Friday, June 10, 2011

Speaking out against Eavesdropping Act

Bob Roberts in the Illinois News Broadcasters Association newsletter TuneIN writes about the state legislature's Eavesdropping Act:

In newsrooms across Illinois, there's a daily mantra.

"Before we go any further, I'd like to make sure I have permission to record this conversation."

It's something I've said anytime I begin to tape the interview since I can remember. Most of the time I double-check by telling my interview subject, "Thank you again for agreeing to be recorded."

That's because Illinois law is clear: No conversation can legally be recorded unless all parties to it agree.

For those who are Illinois "lifers," it may come as a surprise that the law in other states is not uniform. In fact, a number of states don't require you, the journalist, to tell anyone you're recording.

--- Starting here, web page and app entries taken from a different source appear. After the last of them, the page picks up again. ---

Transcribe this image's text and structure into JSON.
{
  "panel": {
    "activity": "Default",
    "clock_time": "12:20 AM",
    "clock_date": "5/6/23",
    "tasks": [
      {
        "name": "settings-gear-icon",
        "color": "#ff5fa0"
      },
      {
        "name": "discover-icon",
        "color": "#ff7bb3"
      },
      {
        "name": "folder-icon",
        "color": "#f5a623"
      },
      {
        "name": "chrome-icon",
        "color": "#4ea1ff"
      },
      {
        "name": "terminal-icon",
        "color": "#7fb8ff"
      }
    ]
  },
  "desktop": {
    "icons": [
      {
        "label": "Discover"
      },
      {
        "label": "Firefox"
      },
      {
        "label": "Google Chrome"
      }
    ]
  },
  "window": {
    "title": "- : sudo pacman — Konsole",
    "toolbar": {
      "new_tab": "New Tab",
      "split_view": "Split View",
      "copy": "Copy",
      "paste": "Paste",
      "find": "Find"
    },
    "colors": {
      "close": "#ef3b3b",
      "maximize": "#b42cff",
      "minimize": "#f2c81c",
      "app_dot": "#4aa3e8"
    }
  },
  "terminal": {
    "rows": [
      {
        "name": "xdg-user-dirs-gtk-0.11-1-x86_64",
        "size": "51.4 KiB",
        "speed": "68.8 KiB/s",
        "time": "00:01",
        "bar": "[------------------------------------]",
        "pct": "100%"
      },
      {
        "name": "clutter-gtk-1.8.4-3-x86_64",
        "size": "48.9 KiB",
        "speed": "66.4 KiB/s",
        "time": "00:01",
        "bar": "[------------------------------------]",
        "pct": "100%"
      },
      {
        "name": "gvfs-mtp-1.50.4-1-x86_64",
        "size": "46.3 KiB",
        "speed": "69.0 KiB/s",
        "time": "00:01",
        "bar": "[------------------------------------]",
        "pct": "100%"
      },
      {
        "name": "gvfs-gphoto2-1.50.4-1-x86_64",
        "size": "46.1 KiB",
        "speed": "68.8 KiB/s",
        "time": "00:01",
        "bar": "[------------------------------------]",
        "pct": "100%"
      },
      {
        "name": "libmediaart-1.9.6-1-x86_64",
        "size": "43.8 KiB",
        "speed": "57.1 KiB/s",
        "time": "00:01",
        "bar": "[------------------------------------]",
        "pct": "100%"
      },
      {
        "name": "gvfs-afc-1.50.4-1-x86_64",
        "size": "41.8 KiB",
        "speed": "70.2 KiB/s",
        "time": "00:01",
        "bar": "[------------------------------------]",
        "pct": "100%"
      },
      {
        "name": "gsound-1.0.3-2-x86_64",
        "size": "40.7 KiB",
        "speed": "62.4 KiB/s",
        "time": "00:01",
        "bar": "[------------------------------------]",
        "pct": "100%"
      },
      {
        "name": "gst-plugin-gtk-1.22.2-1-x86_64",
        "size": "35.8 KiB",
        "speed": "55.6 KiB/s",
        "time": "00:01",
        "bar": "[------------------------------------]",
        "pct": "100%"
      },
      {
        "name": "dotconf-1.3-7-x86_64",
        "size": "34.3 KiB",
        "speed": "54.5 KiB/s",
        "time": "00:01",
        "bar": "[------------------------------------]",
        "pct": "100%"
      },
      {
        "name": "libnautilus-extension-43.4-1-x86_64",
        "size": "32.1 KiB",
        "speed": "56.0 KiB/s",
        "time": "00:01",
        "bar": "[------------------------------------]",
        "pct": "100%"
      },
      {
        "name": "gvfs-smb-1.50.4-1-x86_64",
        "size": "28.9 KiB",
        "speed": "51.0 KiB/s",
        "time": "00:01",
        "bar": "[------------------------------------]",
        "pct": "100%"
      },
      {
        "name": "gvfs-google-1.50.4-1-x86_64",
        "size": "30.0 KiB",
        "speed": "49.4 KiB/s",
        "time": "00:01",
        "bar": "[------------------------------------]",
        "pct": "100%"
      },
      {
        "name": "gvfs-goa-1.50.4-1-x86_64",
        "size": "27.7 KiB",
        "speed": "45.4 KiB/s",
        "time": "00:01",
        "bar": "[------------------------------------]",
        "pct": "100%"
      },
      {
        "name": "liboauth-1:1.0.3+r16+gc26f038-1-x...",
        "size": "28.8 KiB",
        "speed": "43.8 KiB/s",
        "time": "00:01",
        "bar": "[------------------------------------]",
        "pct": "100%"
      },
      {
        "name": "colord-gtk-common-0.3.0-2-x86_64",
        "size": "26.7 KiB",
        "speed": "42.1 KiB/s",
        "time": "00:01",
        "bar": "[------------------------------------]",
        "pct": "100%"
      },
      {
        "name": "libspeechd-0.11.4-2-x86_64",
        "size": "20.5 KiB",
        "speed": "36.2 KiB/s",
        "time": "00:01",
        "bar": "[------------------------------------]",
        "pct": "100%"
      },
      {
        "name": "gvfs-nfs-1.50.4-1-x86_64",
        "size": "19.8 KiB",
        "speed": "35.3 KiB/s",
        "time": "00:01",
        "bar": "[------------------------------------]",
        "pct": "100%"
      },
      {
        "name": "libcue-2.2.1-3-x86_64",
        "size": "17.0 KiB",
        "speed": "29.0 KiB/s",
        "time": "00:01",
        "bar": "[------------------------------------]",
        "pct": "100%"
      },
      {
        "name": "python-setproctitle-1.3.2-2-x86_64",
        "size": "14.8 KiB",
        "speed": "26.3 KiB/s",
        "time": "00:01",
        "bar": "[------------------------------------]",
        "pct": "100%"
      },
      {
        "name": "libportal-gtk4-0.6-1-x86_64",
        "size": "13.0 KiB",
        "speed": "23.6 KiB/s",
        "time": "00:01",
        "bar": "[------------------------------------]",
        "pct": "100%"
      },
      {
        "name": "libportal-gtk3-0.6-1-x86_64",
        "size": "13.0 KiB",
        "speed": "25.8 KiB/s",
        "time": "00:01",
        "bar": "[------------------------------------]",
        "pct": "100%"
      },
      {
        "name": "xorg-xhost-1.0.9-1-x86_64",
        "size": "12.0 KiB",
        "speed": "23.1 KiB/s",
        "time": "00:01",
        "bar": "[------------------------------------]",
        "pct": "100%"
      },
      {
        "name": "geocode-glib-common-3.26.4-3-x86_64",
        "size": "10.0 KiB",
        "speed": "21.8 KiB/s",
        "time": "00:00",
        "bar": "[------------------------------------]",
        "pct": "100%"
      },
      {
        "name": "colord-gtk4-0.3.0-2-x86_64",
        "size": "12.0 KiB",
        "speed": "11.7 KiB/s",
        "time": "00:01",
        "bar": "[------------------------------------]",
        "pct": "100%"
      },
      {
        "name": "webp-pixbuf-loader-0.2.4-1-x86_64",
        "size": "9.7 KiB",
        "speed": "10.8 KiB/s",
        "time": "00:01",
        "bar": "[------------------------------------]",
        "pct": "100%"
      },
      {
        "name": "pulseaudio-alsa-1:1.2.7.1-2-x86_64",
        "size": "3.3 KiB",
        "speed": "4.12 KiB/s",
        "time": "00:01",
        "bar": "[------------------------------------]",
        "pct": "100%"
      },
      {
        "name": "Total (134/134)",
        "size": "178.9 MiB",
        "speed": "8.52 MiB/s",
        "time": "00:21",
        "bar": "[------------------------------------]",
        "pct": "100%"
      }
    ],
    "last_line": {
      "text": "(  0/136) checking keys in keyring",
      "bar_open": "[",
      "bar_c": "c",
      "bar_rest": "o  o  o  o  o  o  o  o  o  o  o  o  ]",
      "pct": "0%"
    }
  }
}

The Illinois law is being challenged in the 7th U.S. Court of Appeals in Chicago, and RTDNA, SPJ, NPPA, the American Society of News Editors, the Citizen Media Law Project, Reports Committee for Freedom of the Press (RCFP) and the Association of Capitol Reporters and Editors have all filed friend-of-the-court briefs in the suit ACLU v. Anita Alvarez challenging the Illinois Eavesdropping Act, which RCFP Executive Director Lucy Dalglish calls "shockingly broad."

RCFP says that the brief, filed April 22, asserts that the "disposition of this case is critically important in setting a precedent that will either protect or endanger newsgatherers' constitutional rights."

Dalglish said Illinois is not the only state with a law she considers "overly broad," but said in some states similar statues have led to citizens being arrested while shooting video or still photographs of public events in public places.

"This is the most outrageous statue we've found," she said. "These unconstitutional arrests tend to have one thing in problem: they occur after someone in power, often a law enforcement official, decides he or she does not like the speech or conduct captured on the recording. The notion that you can be arrested for documenting that behavior should send chills down the spines of anyone who cares about the Constitution."

Unfortunately, INBA lacks the resources to join such a fight on a continuing basis. But I wish those who are pressing the case good luck.